▶ [Work order] Across the listing below, count the lines containing "GalacticMaknae". Give nothing but the number.

▶ [Records shown]
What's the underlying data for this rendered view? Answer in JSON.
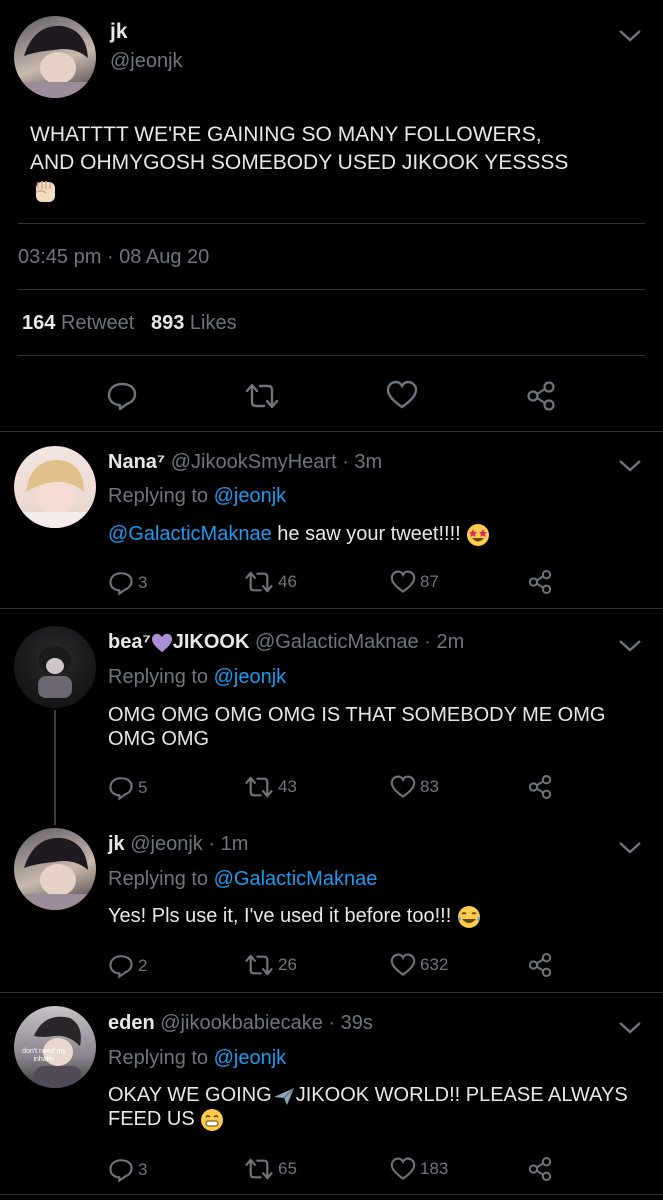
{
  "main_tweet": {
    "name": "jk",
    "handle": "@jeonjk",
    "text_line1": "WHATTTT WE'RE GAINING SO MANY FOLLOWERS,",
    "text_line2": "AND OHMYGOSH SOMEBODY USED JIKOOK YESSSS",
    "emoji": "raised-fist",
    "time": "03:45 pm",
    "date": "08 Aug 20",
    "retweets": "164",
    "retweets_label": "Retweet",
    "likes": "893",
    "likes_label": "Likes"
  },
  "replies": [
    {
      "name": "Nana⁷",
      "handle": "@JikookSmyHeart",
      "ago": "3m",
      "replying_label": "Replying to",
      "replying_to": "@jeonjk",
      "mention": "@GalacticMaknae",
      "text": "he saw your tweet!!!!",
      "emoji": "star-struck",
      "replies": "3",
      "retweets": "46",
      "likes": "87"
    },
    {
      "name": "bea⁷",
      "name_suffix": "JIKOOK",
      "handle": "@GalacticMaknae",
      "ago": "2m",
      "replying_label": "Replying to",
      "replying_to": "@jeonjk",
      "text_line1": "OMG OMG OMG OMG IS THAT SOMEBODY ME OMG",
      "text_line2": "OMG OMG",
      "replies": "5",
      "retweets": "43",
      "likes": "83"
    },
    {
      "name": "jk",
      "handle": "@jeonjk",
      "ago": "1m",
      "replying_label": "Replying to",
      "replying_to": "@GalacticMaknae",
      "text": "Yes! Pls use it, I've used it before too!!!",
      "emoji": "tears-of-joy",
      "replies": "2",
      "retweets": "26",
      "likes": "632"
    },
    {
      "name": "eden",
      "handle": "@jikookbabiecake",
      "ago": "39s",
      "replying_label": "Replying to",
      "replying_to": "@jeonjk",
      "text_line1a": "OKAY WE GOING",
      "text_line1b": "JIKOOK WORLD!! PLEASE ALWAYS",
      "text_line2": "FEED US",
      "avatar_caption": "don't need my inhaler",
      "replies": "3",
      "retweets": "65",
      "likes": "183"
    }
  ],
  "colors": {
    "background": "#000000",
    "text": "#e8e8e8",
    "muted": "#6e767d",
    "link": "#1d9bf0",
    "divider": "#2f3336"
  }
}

▶ [Answer below] 3